The 19th century actor was just an aside in a lecture -- didn't even get mentioned by name. But student Charles S. Dutton took notice that day in 1980 when his theater history professor at Yale spoke briefly about "this black fellow who did Shakespeare."

"It fascinated me to hear that, 100 years before Paul Robeson, there was this black actor," said Dutton, who went to his teacher afterward and found that the actor's name was Ira Aldridge and that he was one of the greatest Shakespearean actors of all time.

Dutton, now a two-time Tony award nominee, learned more. The New York-born Aldridge was part of a lively black theater community based in "The African Grove Theater" in Greenwich Village. The group dispersed after white rowdies burned the theater, sending American black actors into an era when the only genre available to them was the minstrel show.

But Aldridge went on to have a tremendously successful 30-year acting career in Europe: performing Othello 350 times and romancing leading ladies. He died in Poland in 1867.

"It just excited me so much I wanted to resurrect his life story and tell people about him," said Dutton, who will be performing the one-act play he wrote about Aldridge's life at the 10-day Columbia Festival of the Arts, which begins tomorrow and runs through July 1.

Dutton knows first-hand about resurrection. Born in Baltimore in 1951, he forsook school at the age of 12 in favor of boxing and delinquency. He wound up serving time for a manslaughter conviction.

During his nine years in prison, however, Dutton discovered theater, earned a college degree and entered Yale's drama school.
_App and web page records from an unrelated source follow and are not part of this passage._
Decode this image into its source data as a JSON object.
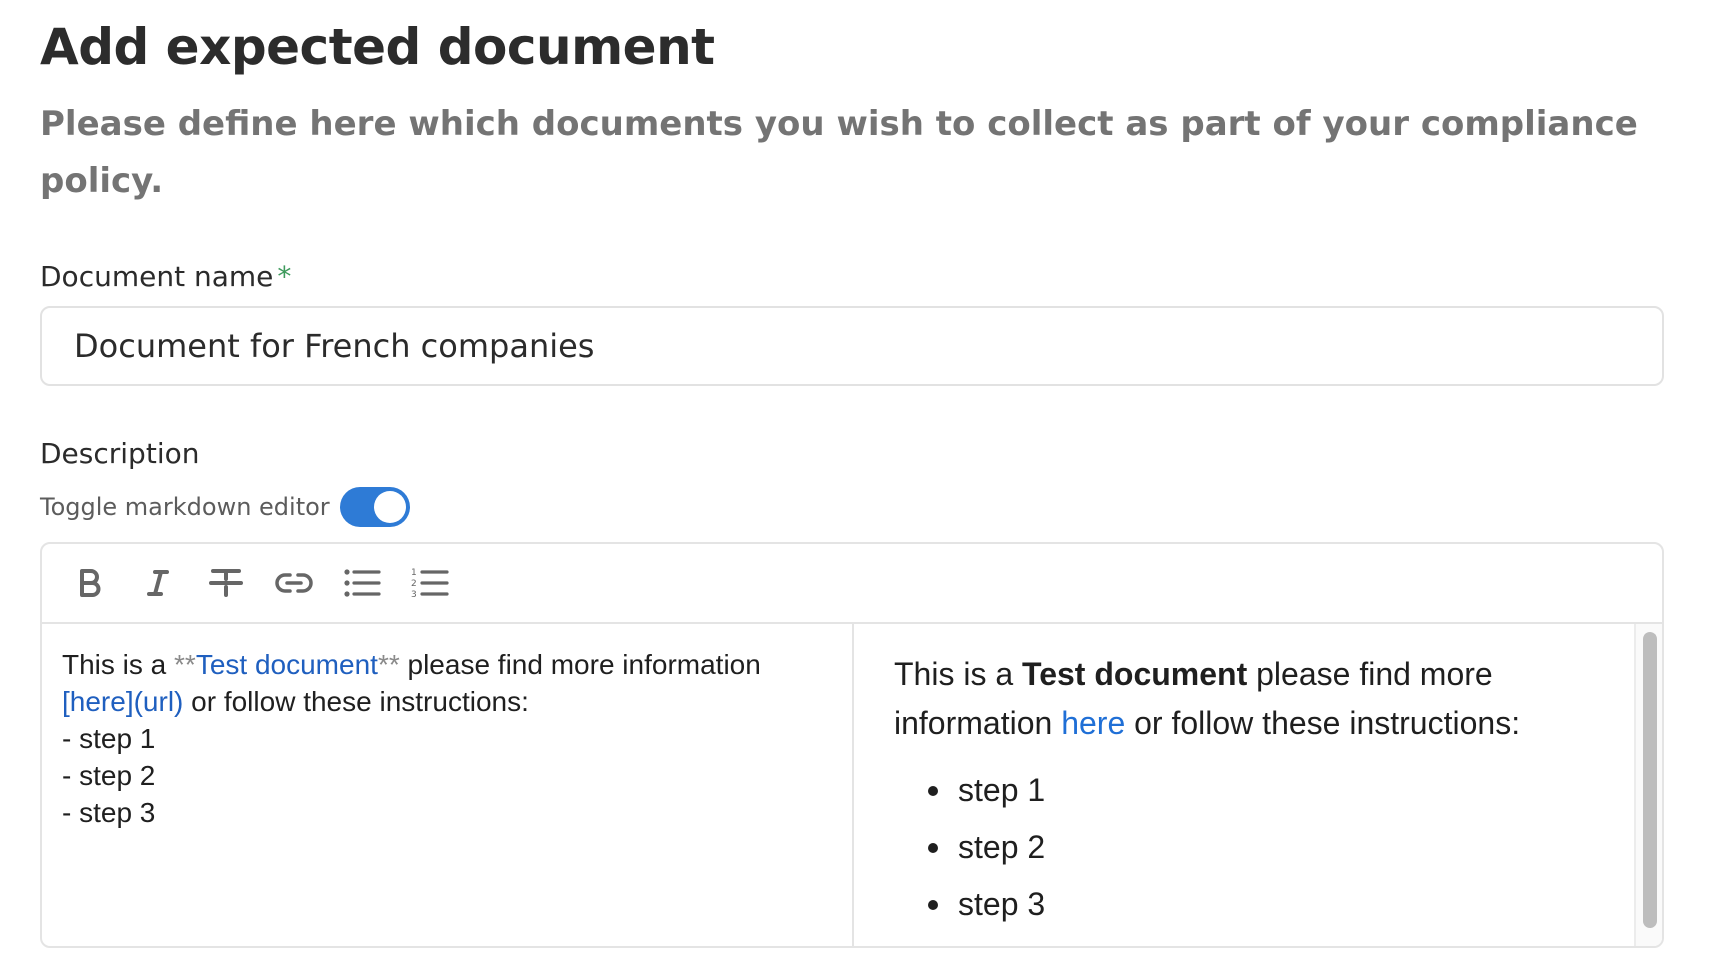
{
  "header": {
    "title": "Add expected document",
    "subtitle": "Please define here which documents you wish to collect as part of your compliance policy."
  },
  "document_name": {
    "label": "Document name",
    "required_mark": "*",
    "value": "Document for French companies"
  },
  "description": {
    "label": "Description",
    "toggle_label": "Toggle markdown editor",
    "toggle_on": true
  },
  "toolbar": {
    "buttons": [
      {
        "name": "bold-icon",
        "label": "Bold"
      },
      {
        "name": "italic-icon",
        "label": "Italic"
      },
      {
        "name": "strikethrough-icon",
        "label": "Strikethrough"
      },
      {
        "name": "link-icon",
        "label": "Link"
      },
      {
        "name": "bullet-list-icon",
        "label": "Bulleted list"
      },
      {
        "name": "numbered-list-icon",
        "label": "Numbered list"
      }
    ]
  },
  "markdown_source": {
    "line1_prefix": "This is a ",
    "bold_open": "**",
    "bold_text": "Test document",
    "bold_close": "**",
    "line1_suffix": " please find more information",
    "link_md": "[here](url)",
    "line2_suffix": " or follow these instructions:",
    "steps": [
      "- step 1",
      "- step 2",
      "- step 3"
    ]
  },
  "preview": {
    "prefix": "This is a ",
    "bold": "Test document",
    "middle": " please find more information ",
    "link": "here",
    "suffix": " or follow these instructions:",
    "steps": [
      "step 1",
      "step 2",
      "step 3"
    ]
  },
  "colors": {
    "accent": "#2e7bd6",
    "link": "#1f6fd6",
    "required": "#3e9a5c"
  }
}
Since then, he has been identified with August Wilson's plays, including "Ma Rainey's Black Bottom," "Joe Turner's Come and Gone" and, most recently, "The Piano Lesson."

In addition to his Monday performance of the Aldridge play, "The Prince of Senegal," at Howard County Community College, Dutton will be giving an acting class at noon Tuesday at Slayton House. (Admission to the class is free, but tickets are required.)

Dutton's performance of "The Prince of Senegal" is one of more than 55 events scheduled for this year's festival.

What was a three-day affair last year has expanded to 10 this year. It will showcase an eclectic combination of international, national and local performers -- from violinist Itzhak Perlman to a screening of a cult-classic movie, "Boy With the Green Hair."

The festival, which will be spread among nine locations in Columbia, includes chamber music, dance, jazz, African music, film, theater, children's entertainment and an Artisans' Show, with 46 artisans selected by a Maryland Institute of Art jury.

Probably the most renowned performer in the lineup is Perlman, who will be appearing with the Baltimore Symphony Orchestra on July 1.

Under the direction of David Zinman, with guest conductor Hugh Wolff, the orchestra and Perlman will perform excerpts from Mendelssohn's "A Midsummer Night's Dream" and Tchaikovsky's Violin Concerto in D. The concert at Merriweather Post Pavilion will be preceded by a community arts picnic from 4 to 7 p.m. in Symphony Woods. The picnic will feature music, children's art projects and puppets.

Another highlight will be a performance of Stephen Sondheim's Pulitzer Prize-winning musical "Sunday in the Park with George." The musical is classic Sondheim, featuring an artist going against the grain of an overwhelming society, star-crossed lovers who do themselves in, lives rife with compromise, foolish choices, unexpected detours. The costumes, the originals used in the Broadway production, reflect the 19th-century French bourgeoisie depicted in the George Seurat painting, "A Sunday afternoon on the Island of La Grande Jatte," that inspired the musical.

Throughout the 10-day run of the festival, the Chamber Music Society of Lincoln Center, under the artistic direction of Fred Sherry, will be in residence, providing concerts, open rehearsals and coaching. Charles Wuorinen and William Bolcom, both prize-winning contemporary composers, will perform their pieces with the society.

The festival also will feature a performance by the innovative Pilobolus Dance Theater, known for its surreal, sculptural choreography.

Locally based performers appearing in the festival include the Columbia Pro Cantare chorus, Kinetics Dance Company and the Path Dance Company and Toby's Dinner Theater, which will be performing "Sunday in the Park with George."

At the Town Center Plaza, the festival's Lakefront Program includes more than two dozen performers and groups, including Charlie Byrd, the Annapolis Brass, Deanna Bogart and the Trinidad and Tobago Steel Orchestra.

The Maryland Museum of African Art will open an exhibit, African Expressions in American Art, during the festival. The museum also is sponsoring appearances by the Sankofa African Drummers and the Morgan State University Jazz Quintet.

Ticket prices range from $5 to $20. And many events are free to children 18 and under. For information on tickets and the full festival schedule, call the Festival Box Office at 381-0520 or contact the festival through the Montgomery County Exchange for the Deaf TTY number at 792-0755. Tickets are also available from the Howard County Community College Box Office, 964-4900, and for the Baltimore Symphony from Ticketron.